It’s a forgotten landlocked country in Southern Africa, one of the smallest in Africa. Bordered by South Africa and Mozambique, Swaziland, the last remaining absolute monarchy in Africa often escapes scrutiny.
That was until August, when King Mswati assumed the rotating chair of the regional governing body, the Southern African Development Community (SADC), putting the country back in the spotlight.
At the domestic level, the judiciary showed unprecedented courage. In a landmark ruling on 16 September, Judge Jacobus Annandale declared sections of the outdated 1938 Sedition and Subversive Activities (SSA) Act and the draconian 2008 Suppression of Terrorism (STA) Act unconstitutional and therefore invalid. Consequently, charges against the applicants, human rights lawyer Thulani Maseko, and proscribed opposition party leaders Maxwell Dlamini, Mario Masuku and Mlungisi Makhanya should automatically fall away.
Unfortunately, this has not happened. The government has now launched an appeal, challenging this progressive judgement. The state’s decision to appeal is a missed opportunity for Swaziland to show its commitment to the rule of law, by upholding the judgement.
What this judgement meant is that people who hold different views from the Swazi government would be able to express themselves without fear of reprisals. Moreover, the judgement demonstrated the independence of the judiciary from the executive and legislative branches of government. It affirmed the supremacy of the constitution. Rooted in the principle of the separation of powers, an independent judiciary is essential to protecting human rights against abuses of power. Ultimately, the rule of law should be the rule rather than the exception.
The attempt by the government to reverse the court judgement by launching an appeal is a worrying development for human rights defenders in Swaziland who, skeptically, cautioned that it was a bittersweet victory.
Swazi human rights defenders were apprehensive, since this judgement came at a time when the Swazi government was restricting the space of civil society. Other threats to the right to freedom of expression, association and peaceful assembly loom.
If the current version of the Public Order Bill, which uses the pretext of maintaining public order to undermine the rights to freedom of peaceful assembly and association, is passed, this judgement may be meaningless. The Bill, expected to be passed by the Senate, is only a signature away from becoming law.
A draft access to Information Bill is also in place. This Bill purports to create a culture of openness, transparency and accountability in public bodies. However, if South Africa’s Secrecy Bill is anything to go by, this could be another uphill battle for Swazi civil society in future.
Political parties in Swaziland are still banned. The Minister of Justice announced at the UN Human Rights Commission last month that the country is not yet ready to allow political parties to register and contest political power.

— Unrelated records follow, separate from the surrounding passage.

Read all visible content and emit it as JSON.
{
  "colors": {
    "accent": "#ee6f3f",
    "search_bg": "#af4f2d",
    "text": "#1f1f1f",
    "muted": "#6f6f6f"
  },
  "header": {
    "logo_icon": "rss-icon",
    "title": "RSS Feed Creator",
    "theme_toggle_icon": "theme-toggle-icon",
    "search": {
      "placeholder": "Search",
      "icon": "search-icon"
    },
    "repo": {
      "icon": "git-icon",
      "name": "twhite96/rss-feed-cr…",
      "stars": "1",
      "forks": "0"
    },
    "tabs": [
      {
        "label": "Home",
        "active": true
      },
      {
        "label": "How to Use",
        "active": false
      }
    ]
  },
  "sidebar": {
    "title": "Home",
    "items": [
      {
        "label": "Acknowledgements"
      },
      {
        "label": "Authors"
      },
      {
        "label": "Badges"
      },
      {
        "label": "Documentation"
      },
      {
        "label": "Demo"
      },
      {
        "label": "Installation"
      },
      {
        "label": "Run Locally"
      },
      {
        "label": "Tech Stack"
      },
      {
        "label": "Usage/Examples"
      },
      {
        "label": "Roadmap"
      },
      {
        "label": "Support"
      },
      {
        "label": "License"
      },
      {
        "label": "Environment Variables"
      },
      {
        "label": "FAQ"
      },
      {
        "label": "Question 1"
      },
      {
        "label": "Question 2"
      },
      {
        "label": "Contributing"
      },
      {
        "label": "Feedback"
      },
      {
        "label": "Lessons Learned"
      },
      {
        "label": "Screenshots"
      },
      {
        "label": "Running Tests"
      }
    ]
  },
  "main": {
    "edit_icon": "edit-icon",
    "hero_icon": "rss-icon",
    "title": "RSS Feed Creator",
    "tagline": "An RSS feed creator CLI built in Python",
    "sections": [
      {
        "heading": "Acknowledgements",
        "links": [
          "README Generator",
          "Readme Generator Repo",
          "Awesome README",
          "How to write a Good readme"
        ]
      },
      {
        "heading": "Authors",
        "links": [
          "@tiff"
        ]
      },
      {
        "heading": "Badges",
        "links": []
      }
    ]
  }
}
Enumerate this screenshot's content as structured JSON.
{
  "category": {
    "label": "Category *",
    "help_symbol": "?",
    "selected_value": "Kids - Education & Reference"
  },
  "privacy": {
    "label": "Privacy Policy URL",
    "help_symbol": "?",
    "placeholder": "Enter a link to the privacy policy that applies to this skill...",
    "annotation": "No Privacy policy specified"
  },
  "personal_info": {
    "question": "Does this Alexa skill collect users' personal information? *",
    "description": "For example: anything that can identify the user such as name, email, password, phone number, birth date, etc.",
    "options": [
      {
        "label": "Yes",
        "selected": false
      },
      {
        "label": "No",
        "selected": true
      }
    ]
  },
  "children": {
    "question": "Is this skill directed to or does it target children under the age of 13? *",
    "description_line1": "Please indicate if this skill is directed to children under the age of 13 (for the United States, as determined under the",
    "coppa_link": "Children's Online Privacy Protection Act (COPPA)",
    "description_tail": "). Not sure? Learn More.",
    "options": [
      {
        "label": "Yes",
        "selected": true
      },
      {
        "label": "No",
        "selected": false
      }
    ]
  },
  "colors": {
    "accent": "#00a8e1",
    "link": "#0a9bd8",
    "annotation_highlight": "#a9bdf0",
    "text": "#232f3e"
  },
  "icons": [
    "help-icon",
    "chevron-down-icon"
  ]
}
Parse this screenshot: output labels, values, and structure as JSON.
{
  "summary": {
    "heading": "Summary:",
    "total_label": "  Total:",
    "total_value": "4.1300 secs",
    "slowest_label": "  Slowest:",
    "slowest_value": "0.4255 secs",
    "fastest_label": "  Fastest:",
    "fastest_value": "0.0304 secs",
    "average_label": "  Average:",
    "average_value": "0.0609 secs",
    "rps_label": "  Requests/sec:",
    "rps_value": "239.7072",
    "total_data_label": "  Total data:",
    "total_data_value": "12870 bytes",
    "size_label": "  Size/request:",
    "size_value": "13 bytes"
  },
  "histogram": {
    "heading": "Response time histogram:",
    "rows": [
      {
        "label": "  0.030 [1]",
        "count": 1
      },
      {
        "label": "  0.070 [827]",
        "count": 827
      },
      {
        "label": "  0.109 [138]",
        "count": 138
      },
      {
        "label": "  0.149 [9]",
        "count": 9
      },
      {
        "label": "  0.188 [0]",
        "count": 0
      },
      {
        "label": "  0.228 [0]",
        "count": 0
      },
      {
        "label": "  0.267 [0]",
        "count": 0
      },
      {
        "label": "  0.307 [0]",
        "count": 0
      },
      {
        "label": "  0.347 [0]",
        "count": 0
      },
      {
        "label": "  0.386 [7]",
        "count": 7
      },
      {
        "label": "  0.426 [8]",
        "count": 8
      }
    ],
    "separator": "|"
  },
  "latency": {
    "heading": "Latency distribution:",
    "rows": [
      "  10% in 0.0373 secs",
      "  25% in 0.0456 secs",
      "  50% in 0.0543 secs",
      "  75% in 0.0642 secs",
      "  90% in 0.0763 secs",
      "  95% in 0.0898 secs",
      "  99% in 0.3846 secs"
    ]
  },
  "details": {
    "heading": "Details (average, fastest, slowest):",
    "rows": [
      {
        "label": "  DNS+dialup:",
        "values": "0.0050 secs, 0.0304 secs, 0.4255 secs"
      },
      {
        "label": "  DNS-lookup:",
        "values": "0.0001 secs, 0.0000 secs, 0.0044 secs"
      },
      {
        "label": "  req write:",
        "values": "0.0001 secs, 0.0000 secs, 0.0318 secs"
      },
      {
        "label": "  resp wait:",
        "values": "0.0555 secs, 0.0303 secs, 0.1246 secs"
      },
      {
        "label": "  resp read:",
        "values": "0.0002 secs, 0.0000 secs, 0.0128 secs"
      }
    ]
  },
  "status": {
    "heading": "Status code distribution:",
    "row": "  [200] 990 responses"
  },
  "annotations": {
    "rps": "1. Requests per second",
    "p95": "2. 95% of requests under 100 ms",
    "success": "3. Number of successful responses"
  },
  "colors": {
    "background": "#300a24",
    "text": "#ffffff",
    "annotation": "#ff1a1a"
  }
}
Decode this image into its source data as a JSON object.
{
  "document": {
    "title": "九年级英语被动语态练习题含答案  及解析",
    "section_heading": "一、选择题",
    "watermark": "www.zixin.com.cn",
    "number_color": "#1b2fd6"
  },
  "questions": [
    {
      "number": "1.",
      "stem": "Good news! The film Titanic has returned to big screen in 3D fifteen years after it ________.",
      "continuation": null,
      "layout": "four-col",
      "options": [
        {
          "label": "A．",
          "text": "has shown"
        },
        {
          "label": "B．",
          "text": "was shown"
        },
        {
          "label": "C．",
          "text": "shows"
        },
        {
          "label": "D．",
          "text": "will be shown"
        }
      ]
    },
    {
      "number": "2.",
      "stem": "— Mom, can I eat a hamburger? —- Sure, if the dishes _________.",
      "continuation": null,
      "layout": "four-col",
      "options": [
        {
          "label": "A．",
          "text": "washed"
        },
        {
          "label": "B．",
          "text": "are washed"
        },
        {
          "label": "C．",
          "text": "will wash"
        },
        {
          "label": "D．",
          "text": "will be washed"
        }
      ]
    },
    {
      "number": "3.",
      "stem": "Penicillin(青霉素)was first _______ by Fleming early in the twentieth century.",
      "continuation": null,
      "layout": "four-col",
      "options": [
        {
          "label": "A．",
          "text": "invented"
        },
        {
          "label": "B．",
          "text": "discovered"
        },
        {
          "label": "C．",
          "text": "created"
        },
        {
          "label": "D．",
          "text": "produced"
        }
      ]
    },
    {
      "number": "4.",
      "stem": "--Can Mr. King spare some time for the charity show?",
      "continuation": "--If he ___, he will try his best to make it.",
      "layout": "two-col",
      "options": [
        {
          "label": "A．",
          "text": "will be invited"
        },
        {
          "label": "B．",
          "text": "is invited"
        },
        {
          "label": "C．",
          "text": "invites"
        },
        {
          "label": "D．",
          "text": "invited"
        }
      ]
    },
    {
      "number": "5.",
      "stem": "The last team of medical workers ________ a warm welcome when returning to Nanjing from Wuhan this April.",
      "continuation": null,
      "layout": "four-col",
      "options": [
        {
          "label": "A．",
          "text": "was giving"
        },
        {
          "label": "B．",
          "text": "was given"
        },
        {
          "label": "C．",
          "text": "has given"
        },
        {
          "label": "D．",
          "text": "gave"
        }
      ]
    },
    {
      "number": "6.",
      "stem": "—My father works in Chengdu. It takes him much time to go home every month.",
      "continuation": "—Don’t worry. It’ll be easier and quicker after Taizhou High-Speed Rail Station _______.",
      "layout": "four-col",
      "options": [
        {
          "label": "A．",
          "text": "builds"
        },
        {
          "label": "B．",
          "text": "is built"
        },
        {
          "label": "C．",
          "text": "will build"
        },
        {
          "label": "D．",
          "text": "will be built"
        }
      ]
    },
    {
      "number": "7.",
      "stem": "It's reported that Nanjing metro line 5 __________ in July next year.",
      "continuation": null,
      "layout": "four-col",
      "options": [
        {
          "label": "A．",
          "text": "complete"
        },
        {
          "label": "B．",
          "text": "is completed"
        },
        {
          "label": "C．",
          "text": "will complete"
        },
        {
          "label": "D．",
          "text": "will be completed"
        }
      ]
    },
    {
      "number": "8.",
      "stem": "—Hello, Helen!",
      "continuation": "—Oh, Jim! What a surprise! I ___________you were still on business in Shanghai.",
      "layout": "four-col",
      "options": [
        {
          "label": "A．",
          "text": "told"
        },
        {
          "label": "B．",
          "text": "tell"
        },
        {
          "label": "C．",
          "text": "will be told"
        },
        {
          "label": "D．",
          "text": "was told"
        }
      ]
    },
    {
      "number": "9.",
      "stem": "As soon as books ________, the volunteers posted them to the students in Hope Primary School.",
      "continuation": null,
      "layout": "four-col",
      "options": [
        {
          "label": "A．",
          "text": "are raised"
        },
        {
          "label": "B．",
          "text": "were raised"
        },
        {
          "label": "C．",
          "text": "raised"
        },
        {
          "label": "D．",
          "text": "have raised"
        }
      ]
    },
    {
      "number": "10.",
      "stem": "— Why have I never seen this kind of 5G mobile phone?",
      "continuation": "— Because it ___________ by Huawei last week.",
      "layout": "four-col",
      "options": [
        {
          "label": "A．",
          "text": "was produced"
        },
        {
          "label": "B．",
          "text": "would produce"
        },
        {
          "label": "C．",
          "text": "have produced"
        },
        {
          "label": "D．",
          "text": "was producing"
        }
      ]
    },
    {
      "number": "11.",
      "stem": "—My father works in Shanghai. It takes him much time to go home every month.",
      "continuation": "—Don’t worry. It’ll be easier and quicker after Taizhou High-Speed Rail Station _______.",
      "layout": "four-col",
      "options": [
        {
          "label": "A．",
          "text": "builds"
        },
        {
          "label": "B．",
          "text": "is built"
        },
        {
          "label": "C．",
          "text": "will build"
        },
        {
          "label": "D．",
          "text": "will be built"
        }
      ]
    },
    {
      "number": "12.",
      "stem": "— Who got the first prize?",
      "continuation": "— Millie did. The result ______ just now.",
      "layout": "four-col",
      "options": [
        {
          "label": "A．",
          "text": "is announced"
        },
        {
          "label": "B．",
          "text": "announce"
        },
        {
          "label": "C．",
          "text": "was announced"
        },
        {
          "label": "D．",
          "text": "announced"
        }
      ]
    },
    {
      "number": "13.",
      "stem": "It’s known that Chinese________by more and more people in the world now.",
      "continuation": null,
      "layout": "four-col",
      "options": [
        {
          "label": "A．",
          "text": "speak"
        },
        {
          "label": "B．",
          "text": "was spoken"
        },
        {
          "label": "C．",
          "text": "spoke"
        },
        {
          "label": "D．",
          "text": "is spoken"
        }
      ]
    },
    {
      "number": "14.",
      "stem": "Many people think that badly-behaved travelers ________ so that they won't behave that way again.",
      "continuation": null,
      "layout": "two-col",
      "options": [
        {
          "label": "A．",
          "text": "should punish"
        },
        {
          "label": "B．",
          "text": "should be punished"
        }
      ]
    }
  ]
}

At the international level, Swaziland surprisingly received unprecedented attention. Last month, the country concluded its third Universal Periodic Review, a process that measures the human rights performance of all UN member states every four years. Sixty-nine countries made a total of almost 200 recommendations to the Kingdom of Swaziland for consideration.
The country can be commended for its commitments on paper to women’s rights. Head of the Swazi delegation, Edgar Hillary, Minister of Justice and Constitutional Affairs, announced at the United Nations Human Rights Council in Geneva on 22 September that the government accepted, amongst others, to ratify the Optional Protocol to the Convention on the Elimination of All Forms of Discrimination Against Women. It establishes a mechanism whereby individual Swazi women will be able to submit complaints to the UN body about grave or systematic violations of their human rights. Swaziland also accepted to align its national laws with the Convention on the Elimination of All Forms of Discrimination Against Women (CEDAW) and to adopt “without further delay” the Sexual Offenses and Domestic Violence Bill, a piece of legislation that has been on the table for a decade, yet remains elusive.
While Swaziland has taken a few steps in the right direction recently, there remains a long journey ahead, before all human rights are fully and effectively protected in the country.
The danger of making lofty commitments to the international community in Geneva is that the people more than 12 000 kilometers away in Mbanane may not enjoy the benefits soon. The spotlight is on the Swazi authorities. As the new chair of SADC, this is a golden opportunity for the Swazi leadership to show it will uphold the commitments made to the international community, because, after all, the government’s primary responsibility is to protect the human rights of all the people it serves.
Shireen Mukadam is Amnesty International’s Southern Africa Researcher